Against UWX decks, you will win as long as you play defensively. Don’t ever over extend into a sweeper. There’s just no need to, since you should be the one actually controlling them.
If you can, have a plan against Planeswalkers, particularly both Lilianas. I really try to not cycle 《Cast Out》 in post-board games.
Combo matchups are very polarized; either your deck works against their game plan or you just do nothing and eventually lose.
Against Titanshift, if you don’t draw a hate enchantment, a decent game plan is trying to get a very high life count and try to make them run out of 《Valakut, the Molten Pinnacle》/《Mountain》. They have to be really careful, since they need to have the full 6 《Mountain》 on the battlefield as the trigger resolves, and that might be not that easy against this deck. I like 《Disenchant》 for 《Prismatic Omen》.
Against Tron we just want to land destroy whenever they play a second piece, since we don’t really care about their other lands.
Lantern is tricky to play against. The best thing you can do is attack their mana. Since you play so many useless cards game 1, it’s easy to lose that game. I’d scoop any game where you have no relevant card and they are controlling your draw step. I like the post-board matchup though.
Through the Breach

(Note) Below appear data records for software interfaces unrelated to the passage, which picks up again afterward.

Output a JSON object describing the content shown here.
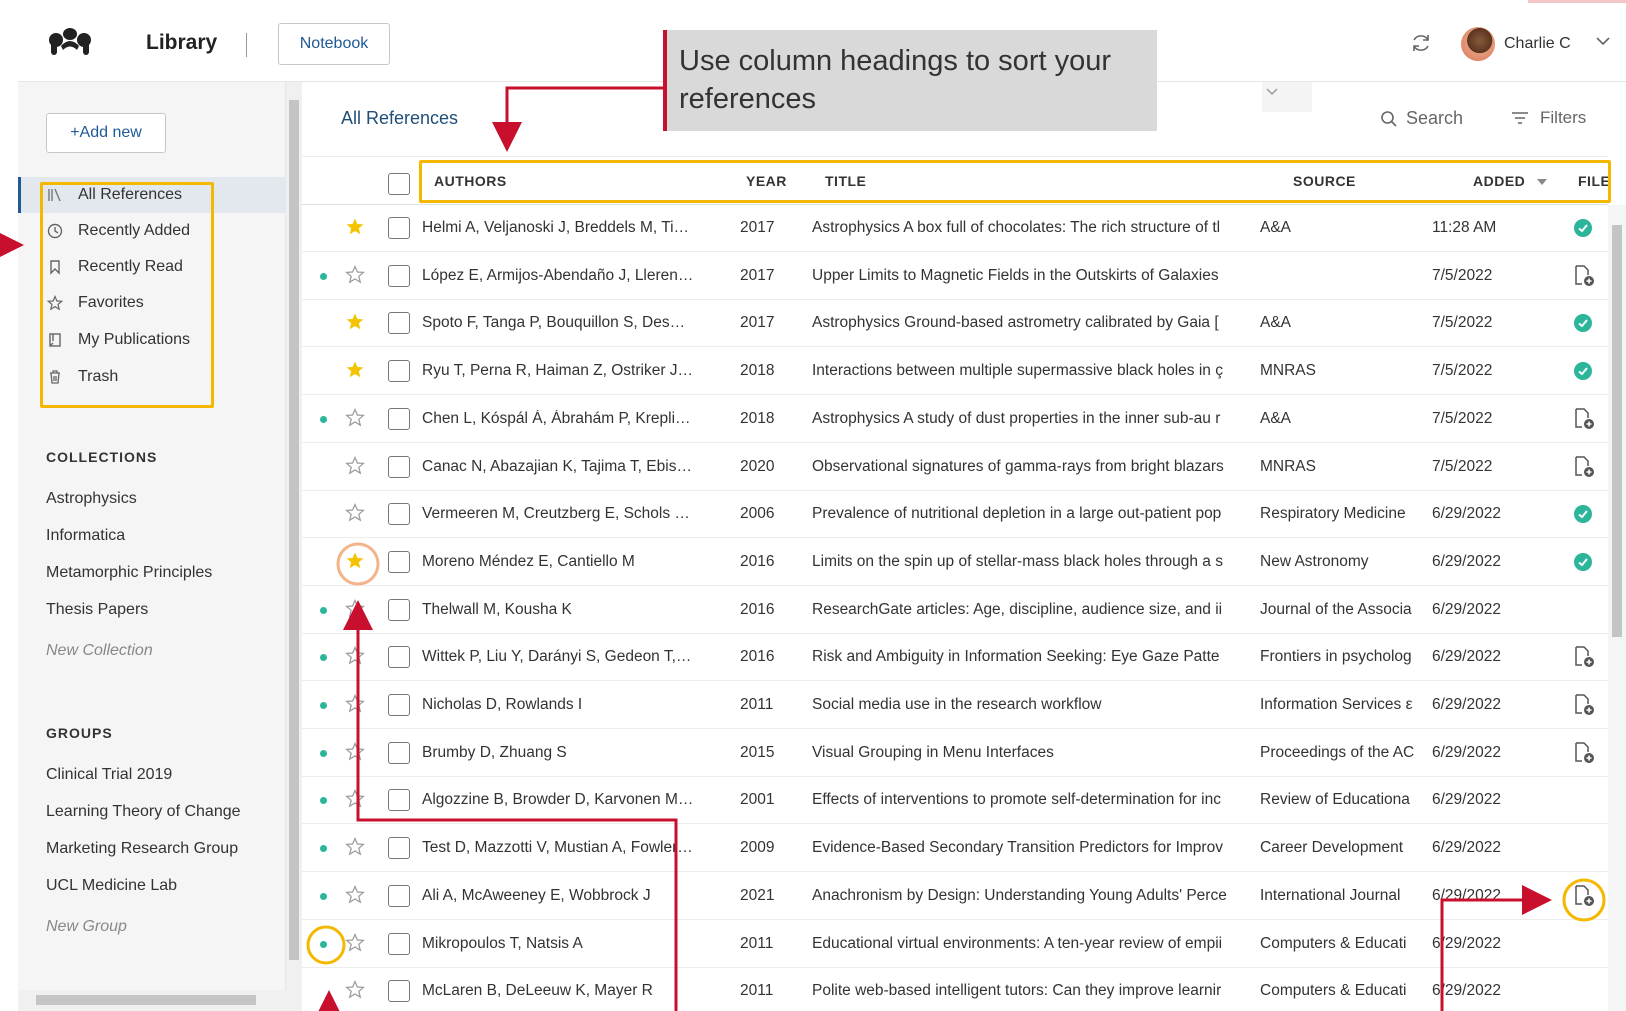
{
  "header": {
    "library_title": "Library",
    "notebook_label": "Notebook",
    "user_name": "Charlie C",
    "icons": [
      "mendeley-logo-icon",
      "sync-icon",
      "chevron-down-icon"
    ]
  },
  "sidebar": {
    "add_new_label": "+Add new",
    "nav": [
      {
        "label": "All References",
        "icon": "library-icon",
        "active": true
      },
      {
        "label": "Recently Added",
        "icon": "clock-icon"
      },
      {
        "label": "Recently Read",
        "icon": "bookmark-icon"
      },
      {
        "label": "Favorites",
        "icon": "star-icon"
      },
      {
        "label": "My Publications",
        "icon": "publication-icon"
      },
      {
        "label": "Trash",
        "icon": "trash-icon"
      }
    ],
    "collections_heading": "COLLECTIONS",
    "collections": [
      "Astrophysics",
      "Informatica",
      "Metamorphic Principles",
      "Thesis Papers"
    ],
    "new_collection": "New Collection",
    "groups_heading": "GROUPS",
    "groups": [
      "Clinical Trial 2019",
      "Learning Theory of Change",
      "Marketing Research Group",
      "UCL Medicine Lab"
    ],
    "new_group": "New Group"
  },
  "main": {
    "title": "All References",
    "search_label": "Search",
    "filters_label": "Filters",
    "callout_text": "Use column headings to sort your references",
    "columns": {
      "authors": "AUTHORS",
      "year": "YEAR",
      "title": "TITLE",
      "source": "SOURCE",
      "added": "ADDED",
      "file": "FILE"
    },
    "sort_column": "added",
    "sort_direction": "descending"
  },
  "rows": [
    {
      "authors": "Helmi A, Veljanoski J, Breddels M, Ti…",
      "year": "2017",
      "title": "Astrophysics A box full of chocolates: The rich structure of tl",
      "source": "A&A",
      "added": "11:28 AM",
      "unread": false,
      "favorite": true,
      "file": "pdf"
    },
    {
      "authors": "López E, Armijos-Abendaño J, Lleren…",
      "year": "2017",
      "title": "Upper Limits to Magnetic Fields in the Outskirts of Galaxies",
      "source": "",
      "added": "7/5/2022",
      "unread": true,
      "favorite": false,
      "file": "add"
    },
    {
      "authors": "Spoto F, Tanga P, Bouquillon S, Des…",
      "year": "2017",
      "title": "Astrophysics Ground-based astrometry calibrated by Gaia [",
      "source": "A&A",
      "added": "7/5/2022",
      "unread": false,
      "favorite": true,
      "file": "pdf"
    },
    {
      "authors": "Ryu T, Perna R, Haiman Z, Ostriker J…",
      "year": "2018",
      "title": "Interactions between multiple supermassive black holes in ç",
      "source": "MNRAS",
      "added": "7/5/2022",
      "unread": false,
      "favorite": true,
      "file": "pdf"
    },
    {
      "authors": "Chen L, Kóspál Á, Ábrahám P, Krepli…",
      "year": "2018",
      "title": "Astrophysics A study of dust properties in the inner sub-au r",
      "source": "A&A",
      "added": "7/5/2022",
      "unread": true,
      "favorite": false,
      "file": "add"
    },
    {
      "authors": "Canac N, Abazajian K, Tajima T, Ebis…",
      "year": "2020",
      "title": "Observational signatures of gamma-rays from bright blazars",
      "source": "MNRAS",
      "added": "7/5/2022",
      "unread": false,
      "favorite": false,
      "file": "add"
    },
    {
      "authors": "Vermeeren M, Creutzberg E, Schols …",
      "year": "2006",
      "title": "Prevalence of nutritional depletion in a large out-patient pop",
      "source": "Respiratory Medicine",
      "added": "6/29/2022",
      "unread": false,
      "favorite": false,
      "file": "pdf"
    },
    {
      "authors": "Moreno Méndez E, Cantiello M",
      "year": "2016",
      "title": "Limits on the spin up of stellar-mass black holes through a s",
      "source": "New Astronomy",
      "added": "6/29/2022",
      "unread": false,
      "favorite": true,
      "file": "pdf"
    },
    {
      "authors": "Thelwall M, Kousha K",
      "year": "2016",
      "title": "ResearchGate articles: Age, discipline, audience size, and ii",
      "source": "Journal of the Associa",
      "added": "6/29/2022",
      "unread": true,
      "favorite": false,
      "file": "none"
    },
    {
      "authors": "Wittek P, Liu Y, Darányi S, Gedeon T,…",
      "year": "2016",
      "title": "Risk and Ambiguity in Information Seeking: Eye Gaze Patte",
      "source": "Frontiers in psycholog",
      "added": "6/29/2022",
      "unread": true,
      "favorite": false,
      "file": "add"
    },
    {
      "authors": "Nicholas D, Rowlands I",
      "year": "2011",
      "title": "Social media use in the research workflow",
      "source": "Information Services ε",
      "added": "6/29/2022",
      "unread": true,
      "favorite": false,
      "file": "add"
    },
    {
      "authors": "Brumby D, Zhuang S",
      "year": "2015",
      "title": "Visual Grouping in Menu Interfaces",
      "source": "Proceedings of the AC",
      "added": "6/29/2022",
      "unread": true,
      "favorite": false,
      "file": "add"
    },
    {
      "authors": "Algozzine B, Browder D, Karvonen M…",
      "year": "2001",
      "title": "Effects of interventions to promote self-determination for inc",
      "source": "Review of Educationa",
      "added": "6/29/2022",
      "unread": true,
      "favorite": false,
      "file": "none"
    },
    {
      "authors": "Test D, Mazzotti V, Mustian A, Fowler…",
      "year": "2009",
      "title": "Evidence-Based Secondary Transition Predictors for Improv",
      "source": "Career Development",
      "added": "6/29/2022",
      "unread": true,
      "favorite": false,
      "file": "none"
    },
    {
      "authors": "Ali A, McAweeney E, Wobbrock J",
      "year": "2021",
      "title": "Anachronism by Design: Understanding Young Adults' Perce",
      "source": "International Journal",
      "added": "6/29/2022",
      "unread": true,
      "favorite": false,
      "file": "add"
    },
    {
      "authors": "Mikropoulos T, Natsis A",
      "year": "2011",
      "title": "Educational virtual environments: A ten-year review of empii",
      "source": "Computers & Educati",
      "added": "6/29/2022",
      "unread": true,
      "favorite": false,
      "file": "none"
    },
    {
      "authors": "McLaren B, DeLeeuw K, Mayer R",
      "year": "2011",
      "title": "Polite web-based intelligent tutors: Can they improve learnir",
      "source": "Computers & Educati",
      "added": "6/29/2022",
      "unread": false,
      "favorite": false,
      "file": "none"
    }
  ],
  "colors": {
    "accent_blue": "#1f5a96",
    "unread_dot": "#2bb59a",
    "favorite_star": "#f5c400",
    "annotation_red": "#c8102e",
    "annotation_yellow": "#f5b800",
    "annotation_orange": "#f3b48a"
  }
}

I found 《Surgical Extraction》 decent against Counters Company. A common losing pattern is that you 《Wrath of God》 their 《Devoted Druid》 and then they search for another 《Devoted Druid》 and then combo you. It also works against 《Eternal Witness》 and the 《Kitchen Finks》+ 《Viscera Seer》 + 《Vizier of Remedies》 combo.
If you want to take this deck to a tournament, you should try to play it relatively fast, since a draw is very close to a loss in most tournaments. Martyr Control is usually faster closing games than Lantern Control, but it’s still fairly slow if you don’t draw a 《Serra Ascendant》.
I think I covered the basis of the deck, but if you have any additional questions, feel free to ask in the comments.
Thanks for reading!
He is the representative player of Spain. Grand Prix Top 8 is six times, including won the Grand Prix Paris 2014 and Grand Prix Rotterdam 2016 winning victories. At the Pro Tour level, he has brilliant achievement such as winning the 9th place in Pro tour: Battle of Zendikar and Pro Tour: Hour of Devastation.
In the World Magic Cup 2016, he was the captain of the Spanish delegation.